Brief = Within the records below, find each line with the word "EURUSD" and copy it out.

Task inputs =
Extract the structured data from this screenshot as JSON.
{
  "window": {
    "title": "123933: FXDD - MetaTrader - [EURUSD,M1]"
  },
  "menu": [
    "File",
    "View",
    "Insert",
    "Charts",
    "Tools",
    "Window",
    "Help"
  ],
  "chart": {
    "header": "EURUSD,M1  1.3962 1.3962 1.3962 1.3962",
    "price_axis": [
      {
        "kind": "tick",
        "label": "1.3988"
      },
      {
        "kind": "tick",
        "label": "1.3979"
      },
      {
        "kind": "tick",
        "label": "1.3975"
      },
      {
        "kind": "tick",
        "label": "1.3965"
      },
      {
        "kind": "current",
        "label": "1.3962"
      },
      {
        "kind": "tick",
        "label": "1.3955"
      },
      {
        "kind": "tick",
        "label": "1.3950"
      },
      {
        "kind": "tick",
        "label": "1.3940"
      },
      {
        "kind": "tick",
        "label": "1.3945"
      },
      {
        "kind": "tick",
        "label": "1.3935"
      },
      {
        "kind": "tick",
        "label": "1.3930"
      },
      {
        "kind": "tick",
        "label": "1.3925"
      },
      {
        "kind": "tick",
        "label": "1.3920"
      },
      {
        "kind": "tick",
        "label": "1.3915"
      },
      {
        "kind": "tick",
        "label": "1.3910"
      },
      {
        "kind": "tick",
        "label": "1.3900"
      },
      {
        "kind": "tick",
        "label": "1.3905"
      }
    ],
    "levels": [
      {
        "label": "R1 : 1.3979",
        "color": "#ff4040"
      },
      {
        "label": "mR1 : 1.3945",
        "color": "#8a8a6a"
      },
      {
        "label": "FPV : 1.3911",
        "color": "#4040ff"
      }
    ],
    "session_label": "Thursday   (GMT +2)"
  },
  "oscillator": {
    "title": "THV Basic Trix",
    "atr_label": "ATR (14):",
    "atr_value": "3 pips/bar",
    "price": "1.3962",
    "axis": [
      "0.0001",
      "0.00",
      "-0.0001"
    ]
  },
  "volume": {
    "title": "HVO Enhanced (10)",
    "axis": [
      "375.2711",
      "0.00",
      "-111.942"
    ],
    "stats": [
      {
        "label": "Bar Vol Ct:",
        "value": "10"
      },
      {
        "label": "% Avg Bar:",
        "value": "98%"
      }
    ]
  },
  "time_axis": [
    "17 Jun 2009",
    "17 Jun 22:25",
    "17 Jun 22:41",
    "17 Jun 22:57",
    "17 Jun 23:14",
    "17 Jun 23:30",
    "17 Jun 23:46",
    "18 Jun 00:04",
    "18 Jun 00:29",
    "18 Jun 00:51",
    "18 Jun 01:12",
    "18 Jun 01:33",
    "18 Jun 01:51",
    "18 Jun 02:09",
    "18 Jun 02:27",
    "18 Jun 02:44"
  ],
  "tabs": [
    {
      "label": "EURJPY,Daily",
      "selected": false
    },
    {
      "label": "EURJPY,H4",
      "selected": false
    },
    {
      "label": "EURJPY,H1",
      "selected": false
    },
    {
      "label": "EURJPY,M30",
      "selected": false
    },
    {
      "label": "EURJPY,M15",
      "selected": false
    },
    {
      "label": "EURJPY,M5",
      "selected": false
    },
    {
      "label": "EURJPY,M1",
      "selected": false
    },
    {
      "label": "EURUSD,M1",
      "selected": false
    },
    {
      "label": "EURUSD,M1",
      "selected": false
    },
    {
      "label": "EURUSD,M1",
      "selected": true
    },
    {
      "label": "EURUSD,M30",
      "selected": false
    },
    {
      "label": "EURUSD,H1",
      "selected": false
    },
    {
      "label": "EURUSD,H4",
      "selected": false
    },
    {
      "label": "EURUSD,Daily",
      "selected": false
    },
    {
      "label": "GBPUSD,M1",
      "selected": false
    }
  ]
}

Written answer =
    "title": "123933: FXDD - MetaTrader - [EURUSD,M1]"
    "header": "EURUSD,M1  1.3962 1.3962 1.3962 1.3962",
      "label": "EURUSD,M1",
      "label": "EURUSD,M1",
      "label": "EURUSD,M1",
      "label": "EURUSD,M30",
      "label": "EURUSD,H1",
      "label": "EURUSD,H4",
      "label": "EURUSD,Daily",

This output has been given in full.